Or am I?
Well, yes, I've moved to this new land.
It's sort of near Shamayim.
Have you heard of it?
I'll give you a hint: it starts with the word "Eretz" :)
Oh, and, I have a mini special somebody around whom I carried for 9 months (well, 39 weeks and a few days, actually, but who's counting?).
So, yes, I've been busy.
But why am I making excuses, anyway? I never committed to a blog.
But still. This blog holds a special place in my heart. It was an island for both my vents and my chizzuk.
To all the readers who have sent me emails: please don't think that I was ignoring you.
I seriously only checked the emails a few days ago. For the first time. I'm not joking.
Anywho, it was Purim a few weeks ago.
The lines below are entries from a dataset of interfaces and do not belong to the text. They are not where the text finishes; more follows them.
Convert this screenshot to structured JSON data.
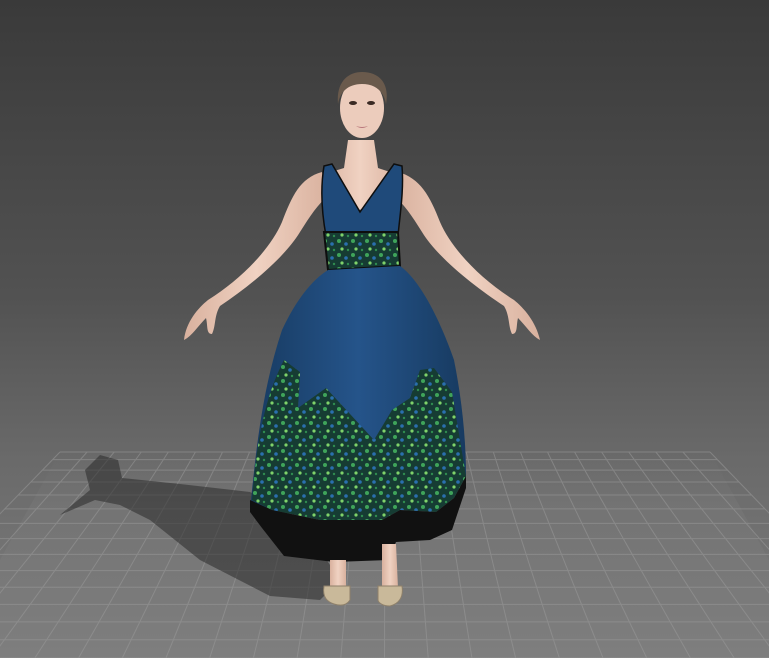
{
  "viewport": {
    "background_top": "#3a3a3a",
    "background_bottom": "#7d7d7d",
    "grid_color": "#9a9a9a"
  },
  "avatar": {
    "skin_color": "#e8c6b5",
    "hair_color": "#6a5a4c",
    "dress_color": "#1f4a7a",
    "print_color": "#1d5a3a",
    "hem_color": "#111111",
    "shoe_color": "#c9b99a"
  }
}
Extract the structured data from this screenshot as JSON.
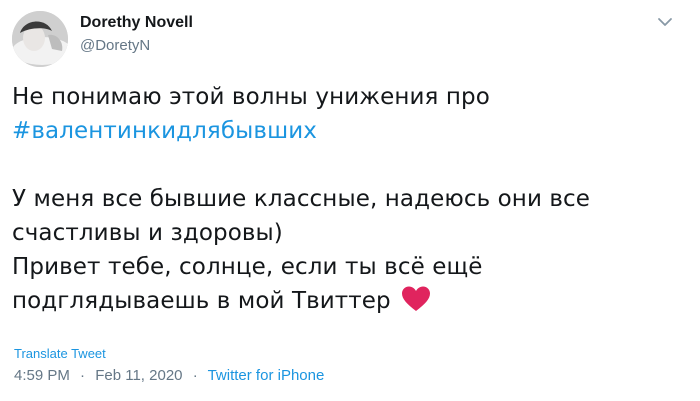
{
  "author": {
    "display_name": "Dorethy Novell",
    "handle": "@DoretyN"
  },
  "tweet": {
    "line1": "Не понимаю этой волны унижения про",
    "hashtag": "#валентинкидлябывших",
    "line3": "У меня все бывшие классные, надеюсь они все",
    "line4": "счастливы и здоровы)",
    "line5": "Привет тебе, солнце, если ты всё ещё",
    "line6": "подглядываешь в мой Твиттер",
    "emoji": "heart-icon"
  },
  "translate_label": "Translate Tweet",
  "meta": {
    "time": "4:59 PM",
    "date": "Feb 11, 2020",
    "separator": "·",
    "source": "Twitter for iPhone"
  },
  "colors": {
    "link": "#1b95e0",
    "secondary": "#657786",
    "text": "#14171a",
    "heart": "#e0245e"
  }
}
Purim has a lot of gadlut to it...it's such a shame so many people miss out the spiritual opportunity and instead solely indulge in physical opportunities (ie: drunk men.)
Speaking of drunk men...
when I was 19, after witnessing one too many religious guys get drunk on Purim, I decided that if my husband would ever get drunk on Purim, I would change the locks to our front door and let him sleep outside.
It was only fair to warn my innocent husband-to-be while we were engaged that I can be cruel if my husband decides to join the drunk frummy bandwagen.
So Baruch HaShem my husband is not one of those idiotic drunk men on Purim (or ever) :)
May HaShem help those men, and may He help me not get so mad at them every year.
Oftentimes, spiritual opportunities can completely pass us by. Why's that? Because whenever there's potential for great purity and holiness, there's also potential for great tuma.
A perfect example of this is:
A perfect example of this is motzei Shabbat. Motzei Shabbat is the time when the holy Shabbat is over, but the queen is still in the vacinity. Our neshama yetera leaves us, and we're left with a feeling of loneliness. Suddenly, we feel the need to do something fulfilling.
Ever wonder why there's such a temptation to "go out" and "have fun" on motzei Shabbat? Yep, that's why. And sadly, many Jews in the world think that going to a movie, club, party, etc. motzei Shabbat will help them fill the lonely spot.
Since we lost something spiritual, we can only fix the feeling of emptiness with something spiritual. So we have a melaveh malka meal filled with divrei Torah, songs, music, and connection to HaShem.
But this takes a lot of effort! Especially because there's such a strong yetzer hara to ignore the spiritual void and to focus on the physiciality. In fact, I wouldn't be surprised if Saturday night is the most avera-filled evening of the week.
Wherever there's potential for great kedusha, there's also potential for great tuma. Interestingly enough, it doesn't work the other way. If there's a place filled with tuma - you're most likely not going to find great kedusha there.
We also see this in our parashat hashavua (2 weeks ago) with the incident of chet haegel. How could Bnei Yisrael commit just a horrendous avera? They just witnessed Har Sinai and heard HaShem speak to them! I mean, what's more holy and life-changing than that?!
It's a question that all the mefarshim deal with, and many different answers are given. The main one being that it was mainly the erev rav - 1% of the nation who committed the sin.
But still. How could the 1% commit such a grave sin?
The answer is: where there's potential for great kedusha, there's also potential for great tuma.
They could've waited for Moshe while learning together, davening, staying on the high and embracing the holiness that just came upon them. But that's not what happened.
A wise person never thinks he's ONLY immersed in kedusha. Don't be fooled. Be wise and always look out and be aware of the tuma. Never think that you're untouchable, and that the yetzer hara can't fool you. (But also don't think that you're doomed! Afterall, chazal (kiddushin 30b) teach us that HaShem said "barati yetzer hara, barati lo Torah tavlin" (I created the yetzer hara, but I also created the Torah as the antidote for it.)
Once you know what you're competing against, you can use the tools and strength from the yetzer hatov to win the battle and live in the life of holiness.
Mannnnn I just want to LIVEEEEE IN THE HHHHHHOLINESSSSSSSS!
Hatzlacha Rabba to all of my readers. I'll try to respond to all of the emails soon.
(Special shout out to one of my dear readers & former Garden of Emuna chavruta: your email was accidentally deleted, but I would really love to respond to it. Please e-mail me again soon!)
I hope to post soon. But I can't promise :)